Awhile back I did a post about Gary Trudeau’s latest Doonesbury collection and Frank Rich’s The Greatest Story Ever Sold and remarked that while both were excellent books I find I no longer have the stomach to read about our inept and corrupt politicians. After reading an article in Newsweek I recently posted to my politics blog (for the first time in ages) to plead my case that opposing Hillary Clinton does NOT constitute misogyny or sexism. But the four books I am featuring today, all of which have been in my stack for well over a month and some of which are Past Due at the library, and none of which I have been able to bring myself to read strongly suggest that I really am burned out on reading about political stuff.
Like Barrack Obama, Shelby Steele is of mixed race, the son of a black father and a white mother. While I am aware that Steele is regarded as an authority on issues of race and has previously written a best selling book on that subject, I have to say that I found his newly released A Bound Man tiresome and pedantic. From what I could bring myself to read of this book, Steele seems to be saying that Obama’s appeal to white voters lies in his making the issue of race non-threatening by failing to press the critical racial issues that Steele seems to feel still deeply divide us as Americans. It also seems to be his position that this failure somehow dooms his candidacy, but honestly I couldn’t bring myself to more than skim this book and can’t claim to understand it.
But I am left with the distinct impression that Steele makes a comfortable living writing and speaking about issues that most Americans have largely grown past. I was reminded of an incident some time back on Blog Catalog when someone tried to stir up a big anti-gay fuss and the reaction they got, from both gay and straight participants, was ‘who cares, how boring’. I well realize that my black friends and associates may not share this view, but where Obama seems to me to be genuinely trying to move beyond race, Steele seems far too invested in the issue to truly want to move beyond it. Not Recommended.
By contrast Anne Marie Slaughter’s The Idea That Is America is a book I admire and cautiously (since I didn’t actually read it) Recommend. Slaughter is a Dean at Princeton University who argues that we must return to the ideals of our founding fathers upon which the United States was created. I quite agree with this, but at this point I am so disillusioned by how terribly far astray we have come from those ideals and (for the moment at any rate) feel so powerless to change this that despite having had the book on hand for more than two months and having picked it up and tried to start reading it a dozen times or more simply was never able to make any headway.
I have to admit, right off that I just didn’t "get" The Abu Ghraib Effect. By now we have all seen those horrid photos showing the unconscionable torture of prisoners by US soldiers and when I first saw this book I had hoped it might be a detailed look at why the consequences of this revealed torture were limited to what amounted to a slap on the wrist for Private Trailer Trash Girl when so clearly responsibility for their actions extended all the way to the top.
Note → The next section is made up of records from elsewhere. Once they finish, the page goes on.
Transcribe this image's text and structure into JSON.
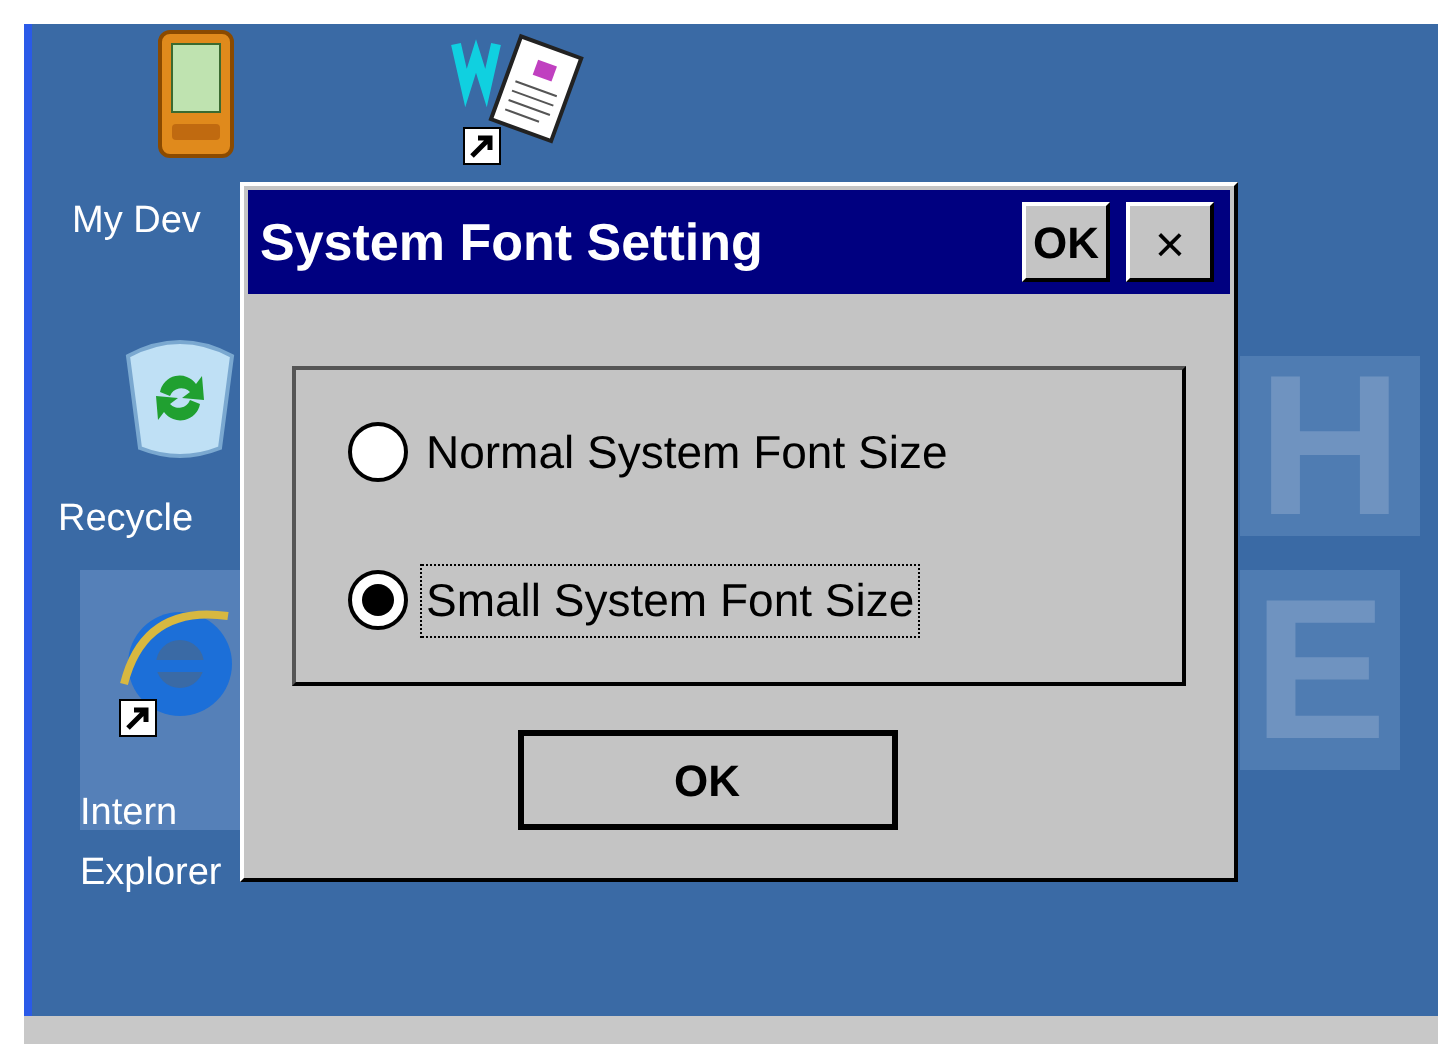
{
  "desktop": {
    "icons": [
      {
        "kind": "device",
        "label": "My Dev"
      },
      {
        "kind": "document"
      },
      {
        "kind": "recycle",
        "label": "Recycle"
      },
      {
        "kind": "browser",
        "label": "Intern\nExplorer"
      }
    ],
    "wallpaper_letters": [
      "H",
      "E"
    ]
  },
  "dialog": {
    "title": "System Font Setting",
    "title_ok": "OK",
    "close": "×",
    "options": [
      {
        "label": "Normal System Font Size",
        "selected": false
      },
      {
        "label": "Small System Font Size",
        "selected": true
      }
    ],
    "button": "OK"
  }
}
Instead author Stephen F Eisenmann painstakingly analyzes each of the images drawing parallels to pictures of victims throughout history demonstrating a thesis that quite, quite escaped me. Not Recommended.
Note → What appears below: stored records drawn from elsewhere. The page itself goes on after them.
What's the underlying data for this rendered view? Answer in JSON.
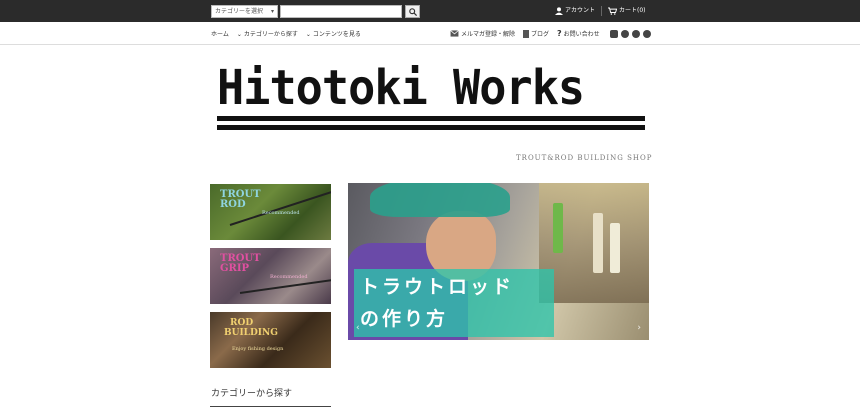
{
  "topbar": {
    "category_select": "カテゴリーを選択",
    "search_value": "",
    "account_label": "アカウント",
    "cart_label": "カート(0)"
  },
  "nav": {
    "home": "ホーム",
    "categories": "カテゴリーから探す",
    "contents": "コンテンツを見る",
    "newsletter": "メルマガ登録・解除",
    "blog": "ブログ",
    "contact": "お問い合わせ",
    "social_icons": [
      "instagram-icon",
      "facebook-icon",
      "pinterest-icon",
      "pinterest-icon"
    ]
  },
  "brand": {
    "logo_text": "Hitotoki Works",
    "tagline": "TROUT&ROD BUILDING SHOP"
  },
  "side_banners": [
    {
      "title_lines": [
        "TROUT",
        "ROD"
      ],
      "subtitle": "Recommended"
    },
    {
      "title_lines": [
        "TROUT",
        "GRIP"
      ],
      "subtitle": "Recommended"
    },
    {
      "title_lines": [
        "ROD",
        "BUILDING"
      ],
      "subtitle": "Enjoy fishing design"
    }
  ],
  "hero": {
    "caption_line1": "トラウトロッド",
    "caption_line2": "の作り方"
  },
  "sidebar": {
    "category_heading": "カテゴリーから探す"
  },
  "colors": {
    "topbar_bg": "#2b2b2b",
    "hero_band": "#2dc4aa"
  }
}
Josh Rushing is a former US Marine who now works for the Al Jazeera television network and is on something of a personal mission to help Americans understand the Arab world in order to facilitate a more peaceful co-existence with our global neighbors. It is a laudable goal which I endorse unreservedly. But the extremely self-congratulatory tone of his memoir Mission Al Jazeera just made me want to spit. Not Recommended.